Former Liverpool striker Daniel Sturridge says he is “devastated” after being banned from football for four months for breaching betting rules.
He was originally given a six-week ban last summer, four of them suspended, but the FA appealed against the findings of an independent commission.
An appeal board also doubled the 30-year-old’s fine to £150,000.
Sturridge’s contract with Turkish side Trabzonspor had been terminated by mutual agreement earlier on Monday.
In a video posted on his YouTube’ account, Sturridge said it had been “a crazy few days” after the “disappointing and upsetting” decision ended his season.
He added: “I just want to say it’s been a very long and drawn-out process over the last couple of years and difficult to concentrate on my football.
“I’m going to continue to campaign for professional footballers to be able to speak to their families and close friends freely, without the real risk of being charged.
“I feel the betting companies and the practice and process of people placing bets on players moving clubs has to be stopped.”
He thanked Trabzonspor but said he felt “uncomfortable” continuing to receive wages from the club because he was not able to “contribute”.
Sturridge had faced various charges alleging he passed on inside information over a potential transfer in January 2018.

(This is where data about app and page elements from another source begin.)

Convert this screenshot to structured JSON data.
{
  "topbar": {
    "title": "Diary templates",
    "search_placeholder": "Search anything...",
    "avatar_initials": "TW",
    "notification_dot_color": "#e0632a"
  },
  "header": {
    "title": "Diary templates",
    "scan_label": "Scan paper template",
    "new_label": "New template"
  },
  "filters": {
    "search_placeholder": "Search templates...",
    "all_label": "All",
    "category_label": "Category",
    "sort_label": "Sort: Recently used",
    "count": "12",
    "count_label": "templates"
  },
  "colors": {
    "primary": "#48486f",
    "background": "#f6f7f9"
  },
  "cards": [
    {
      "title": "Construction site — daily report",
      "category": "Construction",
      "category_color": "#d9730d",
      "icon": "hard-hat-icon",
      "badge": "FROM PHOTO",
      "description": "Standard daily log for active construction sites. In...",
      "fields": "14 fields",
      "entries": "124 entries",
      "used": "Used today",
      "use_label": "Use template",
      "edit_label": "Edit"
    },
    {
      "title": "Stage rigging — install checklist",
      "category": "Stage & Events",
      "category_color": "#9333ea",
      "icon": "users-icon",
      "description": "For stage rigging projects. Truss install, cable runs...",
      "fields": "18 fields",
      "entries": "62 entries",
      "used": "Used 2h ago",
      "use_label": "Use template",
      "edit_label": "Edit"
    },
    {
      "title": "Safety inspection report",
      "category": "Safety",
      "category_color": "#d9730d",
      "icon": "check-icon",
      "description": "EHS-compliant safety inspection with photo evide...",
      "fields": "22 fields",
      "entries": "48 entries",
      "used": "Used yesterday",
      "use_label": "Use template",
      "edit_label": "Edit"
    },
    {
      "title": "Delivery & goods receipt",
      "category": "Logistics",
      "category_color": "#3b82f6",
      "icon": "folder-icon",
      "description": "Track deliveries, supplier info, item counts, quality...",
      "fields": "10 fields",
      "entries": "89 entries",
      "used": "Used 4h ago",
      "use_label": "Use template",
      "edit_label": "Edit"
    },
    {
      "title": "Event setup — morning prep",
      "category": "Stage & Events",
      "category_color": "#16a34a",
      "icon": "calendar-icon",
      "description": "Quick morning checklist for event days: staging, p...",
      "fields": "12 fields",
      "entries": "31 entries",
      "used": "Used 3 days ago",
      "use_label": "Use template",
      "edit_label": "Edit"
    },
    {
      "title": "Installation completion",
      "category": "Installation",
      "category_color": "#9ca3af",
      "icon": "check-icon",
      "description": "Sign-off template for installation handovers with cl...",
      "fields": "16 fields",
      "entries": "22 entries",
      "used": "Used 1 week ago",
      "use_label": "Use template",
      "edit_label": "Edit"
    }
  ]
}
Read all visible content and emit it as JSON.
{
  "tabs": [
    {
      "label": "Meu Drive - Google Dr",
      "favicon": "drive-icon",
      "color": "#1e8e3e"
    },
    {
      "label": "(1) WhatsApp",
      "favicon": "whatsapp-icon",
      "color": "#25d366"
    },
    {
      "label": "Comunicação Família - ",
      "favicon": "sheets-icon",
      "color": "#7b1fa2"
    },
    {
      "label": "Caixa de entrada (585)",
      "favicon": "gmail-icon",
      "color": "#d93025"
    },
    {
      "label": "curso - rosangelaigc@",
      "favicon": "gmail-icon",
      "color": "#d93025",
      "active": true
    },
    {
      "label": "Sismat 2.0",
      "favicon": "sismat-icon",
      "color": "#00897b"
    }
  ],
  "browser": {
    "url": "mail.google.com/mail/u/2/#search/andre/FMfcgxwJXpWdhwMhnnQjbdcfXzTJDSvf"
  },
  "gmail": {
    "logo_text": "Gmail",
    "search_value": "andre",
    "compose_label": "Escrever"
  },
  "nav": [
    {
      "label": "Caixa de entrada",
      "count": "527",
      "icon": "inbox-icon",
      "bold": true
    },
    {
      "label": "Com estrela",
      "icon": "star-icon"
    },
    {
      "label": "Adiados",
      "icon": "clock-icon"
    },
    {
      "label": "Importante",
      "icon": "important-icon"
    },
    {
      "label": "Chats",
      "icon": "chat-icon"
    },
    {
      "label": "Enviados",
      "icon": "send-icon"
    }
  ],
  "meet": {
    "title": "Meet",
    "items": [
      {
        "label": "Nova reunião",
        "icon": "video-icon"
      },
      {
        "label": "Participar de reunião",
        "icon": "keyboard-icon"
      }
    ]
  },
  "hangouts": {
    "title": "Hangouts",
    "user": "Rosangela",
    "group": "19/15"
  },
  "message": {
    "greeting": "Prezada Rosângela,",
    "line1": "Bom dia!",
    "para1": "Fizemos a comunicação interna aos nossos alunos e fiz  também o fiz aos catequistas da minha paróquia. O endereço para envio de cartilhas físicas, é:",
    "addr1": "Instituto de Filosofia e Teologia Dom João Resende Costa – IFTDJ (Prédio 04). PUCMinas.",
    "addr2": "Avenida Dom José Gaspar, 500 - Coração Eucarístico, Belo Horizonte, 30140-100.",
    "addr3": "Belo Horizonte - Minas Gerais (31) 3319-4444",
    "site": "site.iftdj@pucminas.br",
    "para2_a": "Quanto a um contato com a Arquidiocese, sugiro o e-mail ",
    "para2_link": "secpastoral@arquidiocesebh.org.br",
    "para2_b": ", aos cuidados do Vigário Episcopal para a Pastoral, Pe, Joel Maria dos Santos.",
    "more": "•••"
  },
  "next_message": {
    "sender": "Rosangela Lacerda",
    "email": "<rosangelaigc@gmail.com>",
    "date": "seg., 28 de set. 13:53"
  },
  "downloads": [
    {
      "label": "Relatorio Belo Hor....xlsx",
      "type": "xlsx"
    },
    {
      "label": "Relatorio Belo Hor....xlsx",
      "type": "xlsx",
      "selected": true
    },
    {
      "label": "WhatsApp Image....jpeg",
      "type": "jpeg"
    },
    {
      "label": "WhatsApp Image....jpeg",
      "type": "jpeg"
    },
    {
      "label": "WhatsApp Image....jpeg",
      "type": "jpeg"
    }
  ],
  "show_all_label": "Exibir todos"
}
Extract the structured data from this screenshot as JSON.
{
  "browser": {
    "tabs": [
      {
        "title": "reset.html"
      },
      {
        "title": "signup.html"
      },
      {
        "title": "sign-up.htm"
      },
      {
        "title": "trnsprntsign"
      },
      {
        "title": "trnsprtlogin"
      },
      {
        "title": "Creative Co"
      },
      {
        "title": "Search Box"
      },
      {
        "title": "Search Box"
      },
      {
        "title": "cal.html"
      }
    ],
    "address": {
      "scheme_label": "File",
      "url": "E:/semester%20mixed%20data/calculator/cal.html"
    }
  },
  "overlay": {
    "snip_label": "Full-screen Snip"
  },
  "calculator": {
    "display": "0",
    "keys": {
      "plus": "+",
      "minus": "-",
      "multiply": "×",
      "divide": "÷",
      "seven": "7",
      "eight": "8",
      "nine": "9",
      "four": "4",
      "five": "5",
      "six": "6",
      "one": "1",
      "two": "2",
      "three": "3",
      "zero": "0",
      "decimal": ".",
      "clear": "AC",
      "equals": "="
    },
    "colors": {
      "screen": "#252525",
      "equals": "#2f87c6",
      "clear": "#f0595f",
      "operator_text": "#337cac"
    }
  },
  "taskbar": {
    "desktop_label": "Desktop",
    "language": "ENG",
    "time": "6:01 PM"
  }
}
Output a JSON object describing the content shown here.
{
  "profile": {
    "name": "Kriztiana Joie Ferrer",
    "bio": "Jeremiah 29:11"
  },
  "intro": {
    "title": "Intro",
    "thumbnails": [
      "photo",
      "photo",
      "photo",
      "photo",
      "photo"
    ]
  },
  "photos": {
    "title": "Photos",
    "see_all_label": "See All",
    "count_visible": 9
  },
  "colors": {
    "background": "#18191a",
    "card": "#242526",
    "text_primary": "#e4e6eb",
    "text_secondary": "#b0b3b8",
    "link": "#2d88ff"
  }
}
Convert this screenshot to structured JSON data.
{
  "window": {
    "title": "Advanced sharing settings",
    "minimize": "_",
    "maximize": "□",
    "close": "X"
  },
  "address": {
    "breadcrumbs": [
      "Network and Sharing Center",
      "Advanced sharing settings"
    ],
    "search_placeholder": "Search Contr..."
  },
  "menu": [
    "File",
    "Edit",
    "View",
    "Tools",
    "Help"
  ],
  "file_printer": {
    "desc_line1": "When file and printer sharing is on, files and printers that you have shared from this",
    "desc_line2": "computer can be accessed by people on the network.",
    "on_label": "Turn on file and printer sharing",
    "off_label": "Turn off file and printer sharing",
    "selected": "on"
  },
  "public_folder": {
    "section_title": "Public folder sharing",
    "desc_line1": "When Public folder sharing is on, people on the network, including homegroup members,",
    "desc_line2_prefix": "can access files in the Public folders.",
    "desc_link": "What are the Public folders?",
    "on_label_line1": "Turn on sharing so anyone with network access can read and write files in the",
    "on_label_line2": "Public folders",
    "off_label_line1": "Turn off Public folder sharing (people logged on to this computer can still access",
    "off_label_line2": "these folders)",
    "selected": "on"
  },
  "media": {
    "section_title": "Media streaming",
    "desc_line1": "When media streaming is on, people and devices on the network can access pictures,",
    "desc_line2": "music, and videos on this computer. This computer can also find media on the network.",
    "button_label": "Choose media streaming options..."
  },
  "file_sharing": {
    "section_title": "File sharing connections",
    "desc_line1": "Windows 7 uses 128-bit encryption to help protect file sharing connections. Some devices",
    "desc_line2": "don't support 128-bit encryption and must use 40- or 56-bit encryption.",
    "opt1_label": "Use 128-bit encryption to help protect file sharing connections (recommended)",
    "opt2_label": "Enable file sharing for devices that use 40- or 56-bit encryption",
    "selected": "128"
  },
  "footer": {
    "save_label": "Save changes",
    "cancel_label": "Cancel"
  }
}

A statement from the FA said the appeal board had ruled the commission “misapplied rules in relation to the use of inside information and made findings of fact which could not be sustained”.
As a result, the board found proven two further charges that had originally been dismissed.
Liverpool announced in June 2019 that Sturridge, who scored eight times in 26 appearances for England, would be leaving the club that summer at the end of his contract.
He went on to score seven goals in 16 appearances for six-time Turkish champions Trabzonspor.
The former Manchester City and Chelsea forward’s most recent England appearance came as a substitute in a World Cup qualifier against Lithuania in October 2017.
Sturridge has been suspended from all football and football-related activity until 18 June.
The commission found he had instructed his brother Leon to bet on a possible move to Spanish side Sevilla, and that he had given him inside information during the January 2018 transfer window.
Sturridge said the FA’s case was “overblown and misconceived” and that he gave an innocent explanation for text messages to his brother.
Submissions on his behalf said he did not have the type of personality that is drawn to adrenaline or the risk of wrongdoing, and had no real interest in gambling.